Will toll road bring too much traffic?

Lazaro Aleman
ECB Publishing, Inc.

The proposed toll road through Jefferson County is capturing some citizens' attention, as well as creating a little concern.
Bill Howard, a citizen who appeared before the Monticello City Council recently, advised the officials to be proactive and get involve in the determination of the proposed toll highway's route. He noted that the preliminary indications were that the road would tie into U.S. 19 at Capps and travel north into Georgia.
“It's supposed to be finished in 10 years,” Howard said. “So you need to start talking to the Florida Department of Transportation (FDOT) now to see how it's going to handle the traffic.”
Howard said if the issue wasn't properly addressed, the volume of traffic on the road would rattle the courthouse and Opera House and do damage to these historic structures.
“You need a bypass,” Howard said. “The route will have to bypass Monticello.”
Mayor John Jones discounted any need for urgency, noting that the toll road was still years away, if it ever came. Howard, however, disagreed.
“I encourage you to start talking to the FDOT early, before it's sprung on you.” he said. “I'm warning you early.”
Meanwhile, Commission Chairwoman Betsy Barfield and Clerk of Court Kirk Reams traveled to Tampa on Tuesday, Aug. 27, to participate in one of three task forces formed by the FDOT to study the respective toll roads, called Multi-use Corridors of Regional Economic Significance (M-CORES).
Barfield and Reams are Jefferson County's appointed representatives on the task force, which is assigned to study the corridor that is supposed to cross Jefferson County.
The general goal of the task forces – per the legislation passed in the last session – is to do analyses of the environmental, land-use and other impacts of the proposed corridors on each of the communities that they cross. The three task forces have until Oct. 1, 2020, to submit written reports of their findings to the state, with the corridors' constructions projected to start “no later than Dec. 31, 2022,” and the roads to open to traffic “no later than Dec. 31, 2030.”

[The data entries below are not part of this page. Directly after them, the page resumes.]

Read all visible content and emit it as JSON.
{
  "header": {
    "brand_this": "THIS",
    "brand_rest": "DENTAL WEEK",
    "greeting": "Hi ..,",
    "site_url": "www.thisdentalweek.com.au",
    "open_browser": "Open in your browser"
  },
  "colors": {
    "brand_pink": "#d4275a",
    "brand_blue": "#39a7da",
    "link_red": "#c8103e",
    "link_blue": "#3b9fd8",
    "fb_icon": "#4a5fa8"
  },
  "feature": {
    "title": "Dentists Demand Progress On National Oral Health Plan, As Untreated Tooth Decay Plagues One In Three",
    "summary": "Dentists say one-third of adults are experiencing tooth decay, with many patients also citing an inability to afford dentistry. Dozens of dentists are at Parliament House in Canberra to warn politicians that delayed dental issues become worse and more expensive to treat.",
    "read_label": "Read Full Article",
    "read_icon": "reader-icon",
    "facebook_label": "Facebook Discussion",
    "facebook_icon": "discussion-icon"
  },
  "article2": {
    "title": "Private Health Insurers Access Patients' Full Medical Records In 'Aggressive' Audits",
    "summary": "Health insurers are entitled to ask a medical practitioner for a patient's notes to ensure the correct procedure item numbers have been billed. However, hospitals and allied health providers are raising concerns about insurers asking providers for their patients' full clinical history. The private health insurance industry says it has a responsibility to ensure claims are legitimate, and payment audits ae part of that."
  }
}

The three proposed toll corridors are the SunCoast Connector, which would extend from its present terminus in Citrus County and proceed north through Jefferson County and into Georgia; the Southwest-Central Florida Connector, which would extend from Collier County to Polk County; and the Northern Turnpike Connector, which would extend from the northern terminus of the Florida Turnpike northwest to the SunCoast Parkway.
The proposed toll roads are opposed by scores of civic, conservation and environmental groups, including the Sierra Club, 1,000 Friends of Florida, Friends of the Everglades, League of Women Voters of Florida and Tall Timber.

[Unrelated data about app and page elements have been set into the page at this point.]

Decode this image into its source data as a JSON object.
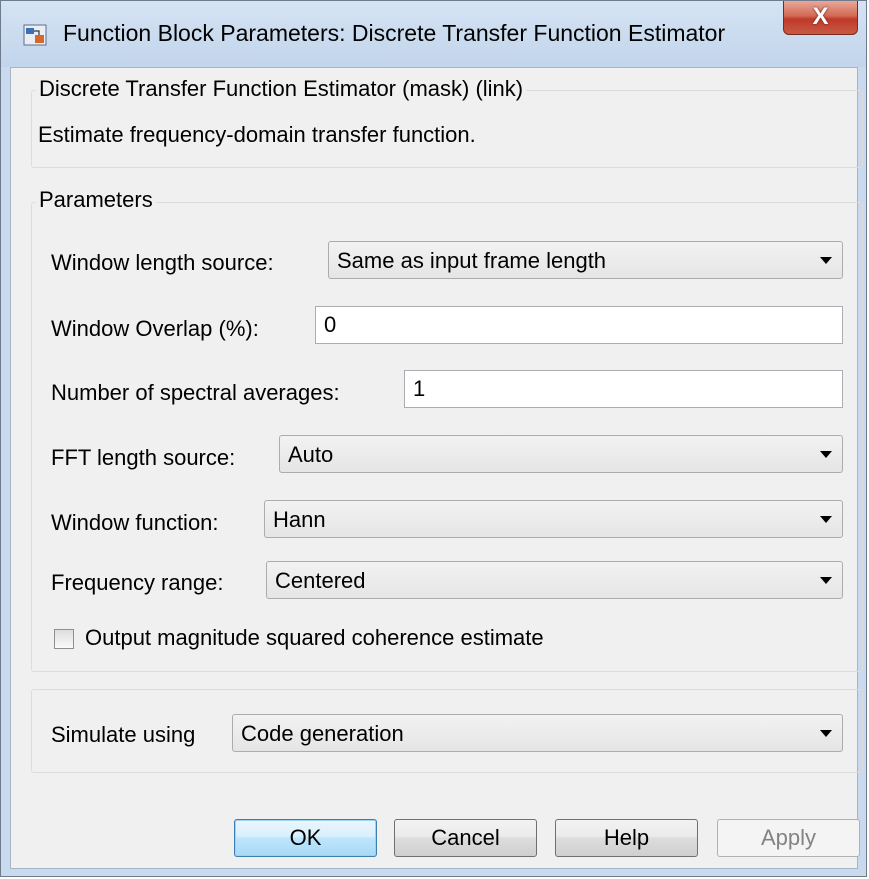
{
  "window": {
    "title": "Function Block Parameters: Discrete Transfer Function Estimator",
    "close_label": "X"
  },
  "description_group": {
    "legend": "Discrete Transfer Function Estimator (mask) (link)",
    "text": "Estimate frequency-domain transfer function."
  },
  "parameters_group": {
    "legend": "Parameters",
    "window_length_source": {
      "label": "Window length source:",
      "value": "Same as input frame length"
    },
    "window_overlap": {
      "label": "Window Overlap (%):",
      "value": "0"
    },
    "spectral_averages": {
      "label": "Number of spectral averages:",
      "value": "1"
    },
    "fft_length_source": {
      "label": "FFT length source:",
      "value": "Auto"
    },
    "window_function": {
      "label": "Window function:",
      "value": "Hann"
    },
    "frequency_range": {
      "label": "Frequency range:",
      "value": "Centered"
    },
    "coherence_checkbox": {
      "label": "Output magnitude squared coherence estimate",
      "checked": false
    }
  },
  "simulate_group": {
    "label": "Simulate using",
    "value": "Code generation"
  },
  "buttons": {
    "ok": "OK",
    "cancel": "Cancel",
    "help": "Help",
    "apply": "Apply"
  },
  "icons": {
    "app_icon": "simulink-block-icon",
    "close_icon": "close-icon",
    "dropdown_icon": "chevron-down-icon"
  }
}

Supporters of the projects include road and home builders, engineers, and trade groups such as the Chamber of Commerce, the Florida Transportation and Builders Association and the Florida Trucking Association.

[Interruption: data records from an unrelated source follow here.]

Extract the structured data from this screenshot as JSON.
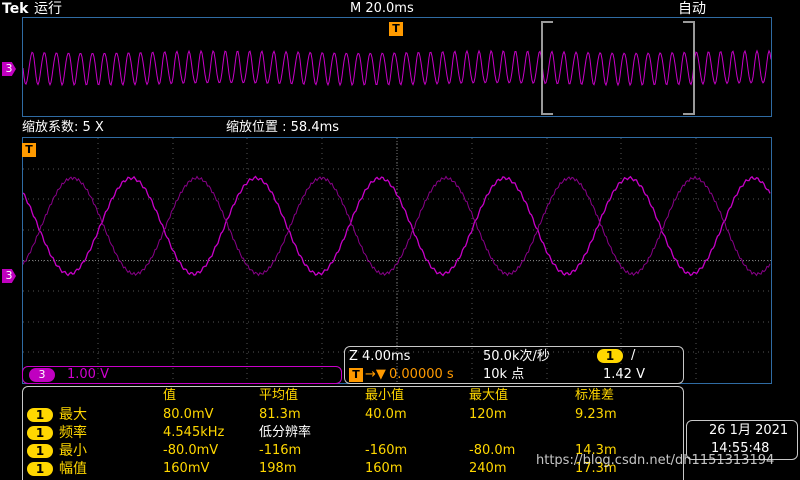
{
  "header": {
    "logo": "Tek",
    "run_state": "运行",
    "timebase": "M 20.0ms",
    "trigger_mode": "自动"
  },
  "zoom": {
    "factor_label": "缩放系数: 5 X",
    "position_label": "缩放位置 : 58.4ms"
  },
  "channel": {
    "number": "3",
    "scale": "1.00 V",
    "trace_color": "#c800c8"
  },
  "horizontal": {
    "zoom_time": "Z 4.00ms",
    "sample_rate": "50.0k次/秒",
    "trigger_position": "0.00000 s",
    "record_length": "10k 点",
    "trigger_channel": "1",
    "trigger_slope": "/",
    "trigger_level": "1.42 V"
  },
  "measurements": {
    "headers": [
      "值",
      "平均值",
      "最小值",
      "最大值",
      "标准差"
    ],
    "rows": [
      {
        "ch": "1",
        "name": "最大",
        "value": "80.0mV",
        "mean": "81.3m",
        "min": "40.0m",
        "max": "120m",
        "std": "9.23m"
      },
      {
        "ch": "1",
        "name": "频率",
        "value": "4.545kHz",
        "mean": "低分辨率",
        "min": "",
        "max": "",
        "std": ""
      },
      {
        "ch": "1",
        "name": "最小",
        "value": "-80.0mV",
        "mean": "-116m",
        "min": "-160m",
        "max": "-80.0m",
        "std": "14.3m"
      },
      {
        "ch": "1",
        "name": "幅值",
        "value": "160mV",
        "mean": "198m",
        "min": "160m",
        "max": "240m",
        "std": "17.3m"
      }
    ]
  },
  "datetime": {
    "date": "26 1月 2021",
    "time": "14:55:48"
  },
  "watermark": "https://blog.csdn.net/dh1151313194",
  "colors": {
    "accent_yellow": "#ffd700",
    "grid_blue": "#2f6ba3",
    "trigger_orange": "#ff9a00"
  }
}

Besides providing funding for road building, the legislation includes money for water, sewer and broadband internet access, which are generally viewed as “the building blocks of any massive development.”